(7) can satisfy (3) with an Einstein coefficient a= b/3. In the linearized case, (1) with a not equal to zero becomes a Beltrami flow. Beltrami (1889) [of the fame of the Beltrami metric and a model of non-euclidean geometry of constant curvature] is also accredited with the identification of the Ricci tensor in the solenoidal form.
Ric(h) = Curl(Curl h)= e_(imn) e_(nkl) h_(nl,mk) (8)
where e represent the Levi-Civita tensor, and the comma denotes the derivative. The incompatibility tensor, (8), generalizes to 4D by adding an additional index to both asymmetric tensors, i.e.,
Ric(h)_(ij)= e_(imnr) e_(jklr) h_(nl,mk).
And because of the nature of Levi-Civita tensor, in the time component,
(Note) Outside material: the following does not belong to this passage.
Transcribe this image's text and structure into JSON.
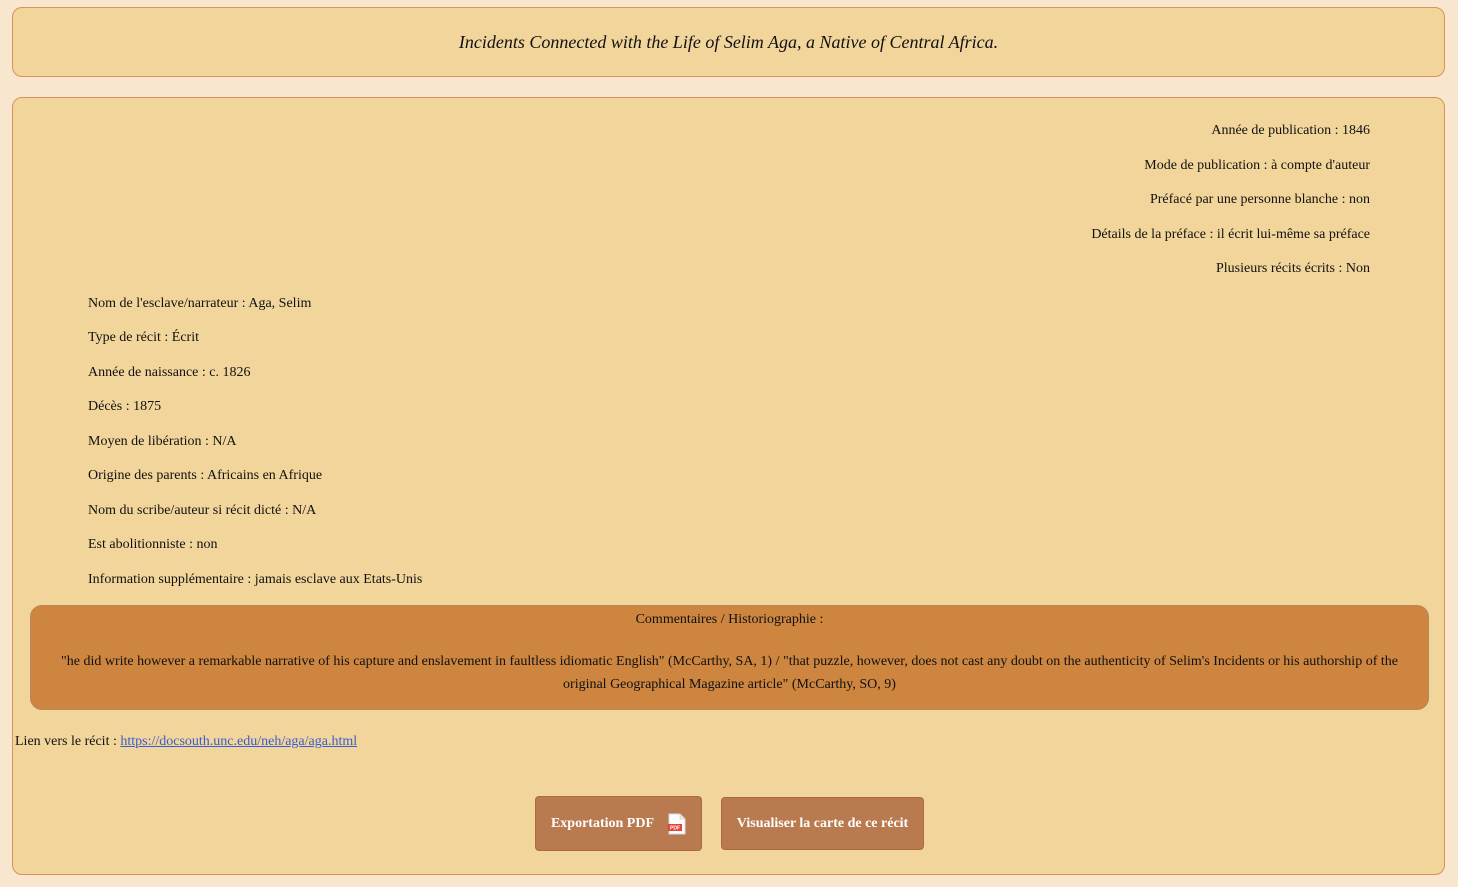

R_(00) = e_(0mnr) e_(0klr) h_(nl,mk),
the indices (mn) and (kl) must take the spatial components only; the dummy index, r, vanishes after the summation is performed.
Only in the case a =0, does it reduce to the irrotational form of the symmetric stress tensor of linearized elasticity theory.
Now, if the Einstein constant, a, is finite then
Curl h = c h = V, (9)
where c is constant, and
Curl(Curl h)= c Curl h= c^2 h =a h, (10)
leading to the conclusion that the Einstein constant is positive. In this case, one can show that the space is compact, and that the curvature operator is nonnegative [cf. Petersen, "Riemann Geometry", p. 254.] Constant curvature is determined by a. The exterior Scharzschild is said to have Einstein constant 0, [ibid, p. 38]. As we have seen above the interiori solution also has an Einstein constant 0, in contradiction with Schwarzschild's solution. Even apart from all this, it has always been puzzling why a central mass (exterior solution) should be Einstein "empty", while the case of constant density (interior solution) should be "nonempty."
The constant, c, in (9) is known as the "abnormality" of the Belrami field. The condition that the flow be isochoric, or incompressible, is div h =0, The vorticity equation,
dV/dt= D grad div V, (11)
where D represents the viscosity, is analogous to the Hamilton equation for Ricci flows. A Trkalian field is one for which c, or equivalently the Einstein coefficient, a, is constant. The curl of a Trkalian field is again a Trkalian field, being the negative of the linearlized Ricci tensor in this case. This gives the Helmholtz equation for the vorticity
grad div V + a V =0 (12)
and introducing this into (11) gives
dV/dt= -Da V. (13)
(13) shows how the voriticity, and also the Ricci flow decays monotonically in time, since upon taking the curl of both sides of (13) and using (1)
dg/dt = - D Ric(g), (14)
which is Hamilton's flow equation for the Ricci tensor.
As a final point, only two sectional curvatures are necessary to specify the uniformly rotating disc, or the internal Schwarzschild solution, whereas three sectional curvatures are required in the exterior solution. Hence, the interior solution is a lower dimensionality than the exterior one, being confined to a rotating disc.